───── SOURCE DATA ─────

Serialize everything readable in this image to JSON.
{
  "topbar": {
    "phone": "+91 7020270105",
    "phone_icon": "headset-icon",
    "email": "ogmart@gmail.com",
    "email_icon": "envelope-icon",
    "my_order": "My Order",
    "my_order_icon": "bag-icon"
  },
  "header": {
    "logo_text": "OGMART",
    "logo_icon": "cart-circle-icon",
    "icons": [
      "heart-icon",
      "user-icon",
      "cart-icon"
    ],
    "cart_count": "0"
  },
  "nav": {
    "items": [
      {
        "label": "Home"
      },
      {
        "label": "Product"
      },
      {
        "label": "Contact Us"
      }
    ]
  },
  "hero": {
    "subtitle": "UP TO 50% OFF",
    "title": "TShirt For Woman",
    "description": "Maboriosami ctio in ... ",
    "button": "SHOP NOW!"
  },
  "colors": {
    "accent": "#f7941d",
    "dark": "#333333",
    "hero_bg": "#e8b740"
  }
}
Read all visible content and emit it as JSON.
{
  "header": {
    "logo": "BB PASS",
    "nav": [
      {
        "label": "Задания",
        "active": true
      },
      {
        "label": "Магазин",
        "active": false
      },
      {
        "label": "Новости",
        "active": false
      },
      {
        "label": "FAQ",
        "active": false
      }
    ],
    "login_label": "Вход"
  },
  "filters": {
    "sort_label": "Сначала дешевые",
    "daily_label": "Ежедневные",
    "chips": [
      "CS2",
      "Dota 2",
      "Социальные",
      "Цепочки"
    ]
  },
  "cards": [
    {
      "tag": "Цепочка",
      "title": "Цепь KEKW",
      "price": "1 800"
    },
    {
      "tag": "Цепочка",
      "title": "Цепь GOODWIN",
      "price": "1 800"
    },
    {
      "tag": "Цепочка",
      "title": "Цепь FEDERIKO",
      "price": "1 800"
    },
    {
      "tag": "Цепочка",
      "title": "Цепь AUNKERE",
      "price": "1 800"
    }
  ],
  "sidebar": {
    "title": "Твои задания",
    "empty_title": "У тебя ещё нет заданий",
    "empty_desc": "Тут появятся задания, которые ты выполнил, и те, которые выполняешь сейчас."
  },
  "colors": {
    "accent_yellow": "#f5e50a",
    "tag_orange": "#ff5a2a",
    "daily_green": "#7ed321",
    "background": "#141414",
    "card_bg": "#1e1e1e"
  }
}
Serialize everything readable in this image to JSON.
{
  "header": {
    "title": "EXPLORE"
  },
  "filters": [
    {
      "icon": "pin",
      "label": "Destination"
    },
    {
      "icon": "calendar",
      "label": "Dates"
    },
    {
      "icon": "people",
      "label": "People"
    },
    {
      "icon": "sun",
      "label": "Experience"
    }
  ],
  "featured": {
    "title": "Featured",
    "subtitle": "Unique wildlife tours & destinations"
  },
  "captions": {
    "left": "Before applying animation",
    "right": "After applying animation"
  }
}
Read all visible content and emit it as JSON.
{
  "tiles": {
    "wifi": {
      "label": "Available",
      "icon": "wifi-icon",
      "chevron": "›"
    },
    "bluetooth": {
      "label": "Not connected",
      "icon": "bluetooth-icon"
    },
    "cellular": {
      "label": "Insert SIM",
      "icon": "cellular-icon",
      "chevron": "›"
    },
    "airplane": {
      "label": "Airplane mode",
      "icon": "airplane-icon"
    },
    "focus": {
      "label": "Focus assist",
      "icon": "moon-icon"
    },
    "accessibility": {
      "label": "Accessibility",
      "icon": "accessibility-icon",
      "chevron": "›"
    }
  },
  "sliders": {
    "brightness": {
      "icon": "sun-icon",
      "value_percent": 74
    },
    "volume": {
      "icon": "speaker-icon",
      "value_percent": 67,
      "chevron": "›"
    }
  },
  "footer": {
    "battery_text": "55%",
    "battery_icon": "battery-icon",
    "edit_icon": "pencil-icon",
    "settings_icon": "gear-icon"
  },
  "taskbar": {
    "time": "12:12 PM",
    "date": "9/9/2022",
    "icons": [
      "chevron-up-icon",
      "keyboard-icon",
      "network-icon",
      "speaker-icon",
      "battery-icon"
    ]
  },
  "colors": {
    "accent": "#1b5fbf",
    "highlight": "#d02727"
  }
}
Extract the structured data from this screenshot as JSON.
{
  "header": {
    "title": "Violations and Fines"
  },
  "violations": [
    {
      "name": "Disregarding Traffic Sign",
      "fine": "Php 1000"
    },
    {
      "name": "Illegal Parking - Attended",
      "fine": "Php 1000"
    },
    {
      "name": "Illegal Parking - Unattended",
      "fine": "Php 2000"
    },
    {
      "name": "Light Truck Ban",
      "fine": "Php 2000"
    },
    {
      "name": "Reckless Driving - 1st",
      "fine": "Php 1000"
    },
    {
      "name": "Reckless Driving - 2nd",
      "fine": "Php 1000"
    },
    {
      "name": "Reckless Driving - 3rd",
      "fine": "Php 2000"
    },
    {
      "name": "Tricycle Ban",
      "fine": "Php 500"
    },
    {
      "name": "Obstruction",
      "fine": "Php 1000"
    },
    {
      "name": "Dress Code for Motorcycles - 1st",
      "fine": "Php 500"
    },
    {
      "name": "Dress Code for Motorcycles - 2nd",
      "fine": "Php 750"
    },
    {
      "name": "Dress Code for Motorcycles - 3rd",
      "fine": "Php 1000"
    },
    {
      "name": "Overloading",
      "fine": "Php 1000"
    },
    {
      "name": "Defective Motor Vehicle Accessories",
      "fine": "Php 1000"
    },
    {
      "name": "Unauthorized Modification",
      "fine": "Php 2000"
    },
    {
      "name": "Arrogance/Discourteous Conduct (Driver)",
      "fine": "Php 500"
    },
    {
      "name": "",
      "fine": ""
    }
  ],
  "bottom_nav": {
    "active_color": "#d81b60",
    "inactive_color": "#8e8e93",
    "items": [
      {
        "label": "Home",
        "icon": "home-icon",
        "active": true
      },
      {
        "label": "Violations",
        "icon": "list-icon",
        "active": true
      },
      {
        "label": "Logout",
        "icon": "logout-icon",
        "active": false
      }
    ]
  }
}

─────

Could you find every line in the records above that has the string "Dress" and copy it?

ANSWER.
      "name": "Dress Code for Motorcycles - 1st",
      "name": "Dress Code for Motorcycles - 2nd",
      "name": "Dress Code for Motorcycles - 3rd",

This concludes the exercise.